International Dimension

Incidences of stolen children drawn from world history

  • Alfreda/Luise

    Wolf Children

    “Wolf children” (in German: Wolfskinder) was the name given to a group (as many as 5,000) of orphaned German children who, at the end of World War II, fled from East Prussia to Lithuania. The circumstances of the Second World War took practically everything from them: their parents, their home, their language and their past.

  • Stolen Generations

    Stolen Generations

    The Australian “Stolen Generations” refers to the First Nations (Aboriginal and Torres Strait Islander) children who were forcibly removed from their families between 1910 and 1970 as a result of various government assimilation policies and church missions.

  • Assembly of First Nations Chief Phil Fontaine (right, wearing headdress) responds to the government’s apology

    Justin Trudeau’s apology

    More than 150,000 Indigenous children all over Canada were forced to attend the government-funded religious residential schools from the 19th century until 1980 as a part of an effort to “assimilate the children into Canadian society”. There, children were punished for practicing their traditions and speaking their languages; they were abused and many of them died due to diseases, malnourishment, by suicide or while trying to escape. Many were buried in unmarked graves.

  • Abuelas

    Abuelas de Plaza de Mayo

    From 1976 to 1983, during the Dirty War, the military junta in Argentina, military and security forces and right-wing death squads hunted down political dissidents. The number of kidnapped and missing people (“desaparecidos”) is somewhere between 10,000 (official estimate) and 30,000 (estimate of the “Madres de Plaza de Mayo” organization). Most of these people are presumed dead.

  • Nuns and children at Bessborough House in Cork, where more than 900 children died

    Irish “Mother and Baby Homes”

    In the 1900s, having a child outside of wedlock was frowned upon and stigmatized by Irish society. Mother and Baby Homes were state-sponsored religious (mostly Catholic) institutions that were supposed to help these mothers and their babies.

  • If you love your baby

    Forced Adoptions in Britain

    “If you love your baby …”

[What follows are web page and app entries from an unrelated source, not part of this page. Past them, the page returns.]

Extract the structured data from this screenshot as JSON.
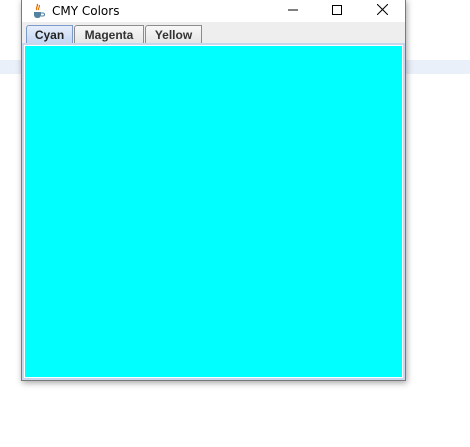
{
  "window": {
    "title": "CMY Colors"
  },
  "tabs": [
    {
      "label": "Cyan",
      "selected": true
    },
    {
      "label": "Magenta",
      "selected": false
    },
    {
      "label": "Yellow",
      "selected": false
    }
  ],
  "panel": {
    "color": "#00ffff"
  },
  "icons": {
    "app": "java-cup-icon",
    "minimize": "minimize-icon",
    "maximize": "maximize-icon",
    "close": "close-icon"
  }
}
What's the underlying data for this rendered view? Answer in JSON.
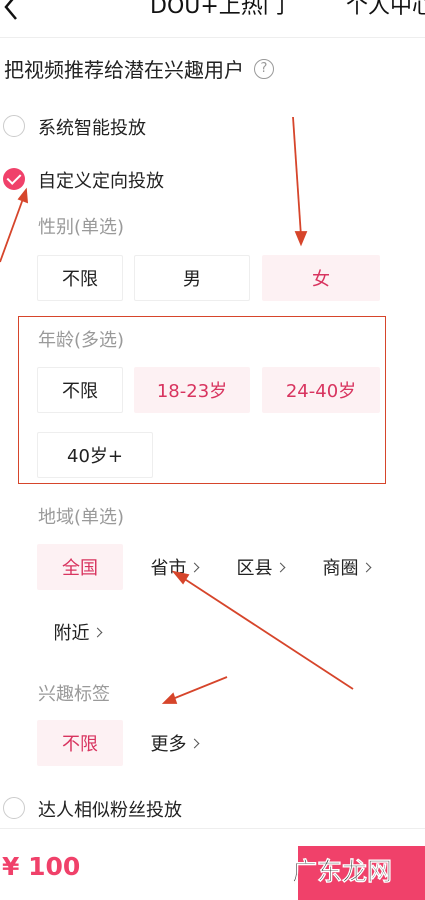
{
  "header": {
    "back_icon": "chevron-left-icon",
    "title": "DOU+上热门",
    "right_text": "个人中心"
  },
  "intro": {
    "text": "把视频推荐给潜在兴趣用户",
    "help_icon": "question-circle-icon"
  },
  "options": {
    "system": "系统智能投放",
    "custom": "自定义定向投放",
    "similar": "达人相似粉丝投放",
    "selected": "custom"
  },
  "gender": {
    "label": "性别(单选)",
    "choices": [
      "不限",
      "男",
      "女"
    ],
    "selected": "女"
  },
  "age": {
    "label": "年龄(多选)",
    "choices": [
      "不限",
      "18-23岁",
      "24-40岁",
      "40岁+"
    ],
    "selected": [
      "18-23岁",
      "24-40岁"
    ]
  },
  "region": {
    "label": "地域(单选)",
    "choices": [
      "全国",
      "省市",
      "区县",
      "商圈",
      "附近"
    ],
    "selected": "全国"
  },
  "interest": {
    "label": "兴趣标签",
    "choices": [
      "不限",
      "更多"
    ],
    "selected": "不限"
  },
  "footer": {
    "price": "¥ 100",
    "watermark": "广东龙网"
  },
  "colors": {
    "accent": "#f0416a",
    "selected_bg": "#fdf1f3",
    "annotation": "#d6452b"
  }
}
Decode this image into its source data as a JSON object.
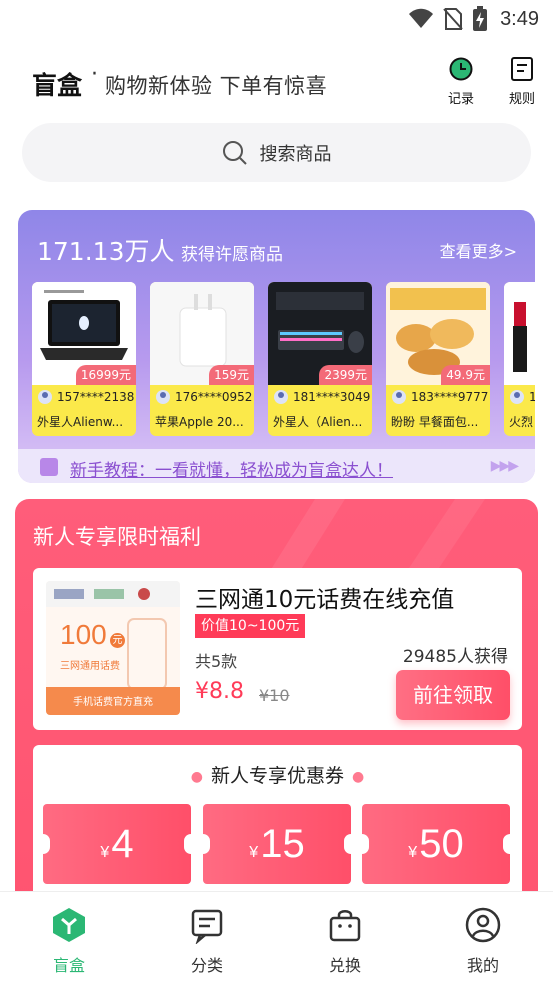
{
  "status_bar": {
    "time": "3:49"
  },
  "header": {
    "brand": "盲盒",
    "separator": "·",
    "slogan": "购物新体验  下单有惊喜",
    "records_label": "记录",
    "rules_label": "规则"
  },
  "search": {
    "placeholder": "搜索商品"
  },
  "wish": {
    "count": "171.13万人",
    "description": "获得许愿商品",
    "more": "查看更多>",
    "cards": [
      {
        "price": "16999元",
        "user": "157****2138",
        "name": "外星人Alienw..."
      },
      {
        "price": "159元",
        "user": "176****0952",
        "name": "苹果Apple 20..."
      },
      {
        "price": "2399元",
        "user": "181****3049",
        "name": "外星人（Alien..."
      },
      {
        "price": "49.9元",
        "user": "183****9777",
        "name": "盼盼 早餐面包..."
      },
      {
        "price": "",
        "user": "1",
        "name": "火烈"
      }
    ],
    "tutorial": "新手教程：一看就懂，轻松成为盲盒达人！"
  },
  "newbie": {
    "title": "新人专享限时福利",
    "offer": {
      "title": "三网通10元话费在线充值",
      "tag": "价值10~100元",
      "count": "共5款",
      "price": "¥8.8",
      "old_price": "¥10",
      "got": "29485人获得",
      "button": "前往领取",
      "img_text_main": "100",
      "img_text_unit": "元",
      "img_text_sub": "三网通用话费",
      "img_text_band": "手机话费官方直充"
    },
    "coupons_title": "新人专享优惠券",
    "coupons": [
      {
        "yen": "¥",
        "amount": "4"
      },
      {
        "yen": "¥",
        "amount": "15"
      },
      {
        "yen": "¥",
        "amount": "50"
      }
    ]
  },
  "tabbar": {
    "tabs": [
      {
        "label": "盲盒",
        "active": true
      },
      {
        "label": "分类",
        "active": false
      },
      {
        "label": "兑换",
        "active": false
      },
      {
        "label": "我的",
        "active": false
      }
    ]
  },
  "colors": {
    "accent_green": "#2bb774",
    "accent_red": "#ff4f68",
    "wish_purple": "#8f86e8",
    "card_yellow": "#fbe94a"
  }
}
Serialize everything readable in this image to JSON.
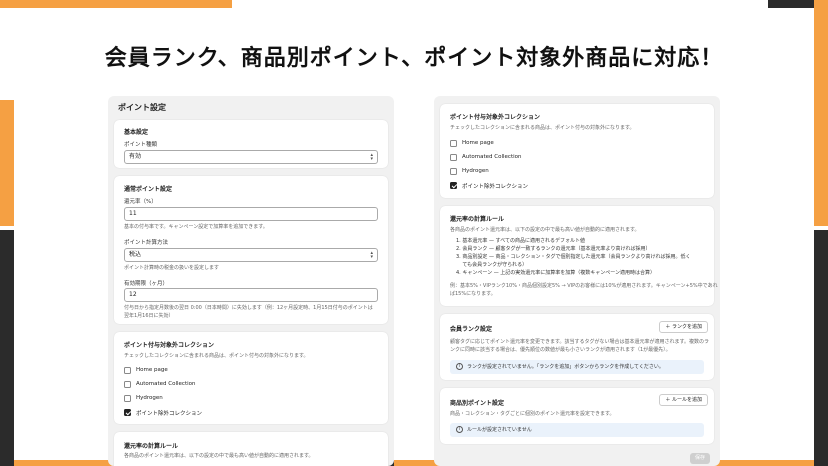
{
  "headline": "会員ランク、商品別ポイント、ポイント対象外商品に対応！",
  "left": {
    "title": "ポイント設定",
    "basic": {
      "title": "基本設定",
      "type_label": "ポイント種類",
      "type_value": "有効",
      "arrow_icon": "select-chevron-icon"
    },
    "normal": {
      "title": "通常ポイント設定",
      "rate_label": "還元率（%）",
      "rate_value": "11",
      "rate_help": "基本の付与率です。キャンペーン設定で加算率を追加できます。",
      "calc_label": "ポイント計算方法",
      "calc_value": "税込",
      "calc_help": "ポイント計算時の税金の扱いを設定します",
      "expiry_label": "有効期限（ヶ月）",
      "expiry_value": "12",
      "expiry_help_1": "付与日から指定月数後の翌日 0:00（日本時間）に失効します（例：12ヶ月設定時、1月15日付与のポイントは",
      "expiry_help_2": "翌年1月16日に失効）"
    },
    "excluded": {
      "title": "ポイント付与対象外コレクション",
      "description": "チェックしたコレクションに含まれる商品は、ポイント付与の対象外になります。",
      "items": [
        {
          "label": "Home page",
          "checked": false
        },
        {
          "label": "Automated Collection",
          "checked": false
        },
        {
          "label": "Hydrogen",
          "checked": false
        },
        {
          "label": "ポイント除外コレクション",
          "checked": true
        }
      ]
    },
    "rules": {
      "title": "還元率の計算ルール",
      "description": "各商品のポイント還元率は、以下の設定の中で最も高い値が自動的に適用されます。"
    }
  },
  "right": {
    "excluded": {
      "title": "ポイント付与対象外コレクション",
      "description": "チェックしたコレクションに含まれる商品は、ポイント付与の対象外になります。",
      "items": [
        {
          "label": "Home page",
          "checked": false
        },
        {
          "label": "Automated Collection",
          "checked": false
        },
        {
          "label": "Hydrogen",
          "checked": false
        },
        {
          "label": "ポイント除外コレクション",
          "checked": true
        }
      ]
    },
    "rules": {
      "title": "還元率の計算ルール",
      "description": "各商品のポイント還元率は、以下の設定の中で最も高い値が自動的に適用されます。",
      "items": [
        "1. 基本還元率 — すべての商品に適用されるデフォルト値",
        "2. 会員ランク — 顧客タグが一致するランクの還元率（基本還元率より高ければ採用）",
        "3. 商品別設定 — 商品・コレクション・タグで個別指定した還元率（会員ランクより高ければ採用。低く",
        "    ても会員ランクが守られる）",
        "4. キャンペーン — 上記の実効還元率に加算率を加算（複数キャンペーン適用時は合算）"
      ],
      "example_1": "例：基本5%・VIPランク10%・商品個別設定5% → VIPのお客様には10%が適用されます。キャンペーン+5%中であれ",
      "example_2": "ば15%になります。"
    },
    "rank": {
      "title": "会員ランク設定",
      "add_button": "＋ ランクを追加",
      "description_1": "顧客タグに応じてポイント還元率を変更できます。該当するタグがない場合は基本還元率が適用されます。複数のラ",
      "description_2": "ンクに同時に該当する場合は、優先順位の数値が最も小さいランクが適用されます（1が最優先）。",
      "info_icon": "info-icon",
      "info": "ランクが設定されていません。「ランクを追加」ボタンからランクを作成してください。"
    },
    "product": {
      "title": "商品別ポイント設定",
      "add_button": "＋ ルールを追加",
      "description": "商品・コレクション・タグごとに個別のポイント還元率を設定できます。",
      "info_icon": "info-icon",
      "info": "ルールが設定されていません"
    },
    "save_label": "保存"
  }
}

    “Between 1945 and 1975, more than half a million babies were put up for adoption in Britain. Many of the birth mothers were unmarried and say they were forced to give up their babies. Now, they want an apology.”

  • An early picture of Stewart Indian School. The school is now a museum (Courtesy of Stewart Indian School)

    The abuse of Native American children

    From 1869 until the 1960s, hundreds of thousands of Native American children were placed in government and church-run boarding schools. They were taken from their families and their homes.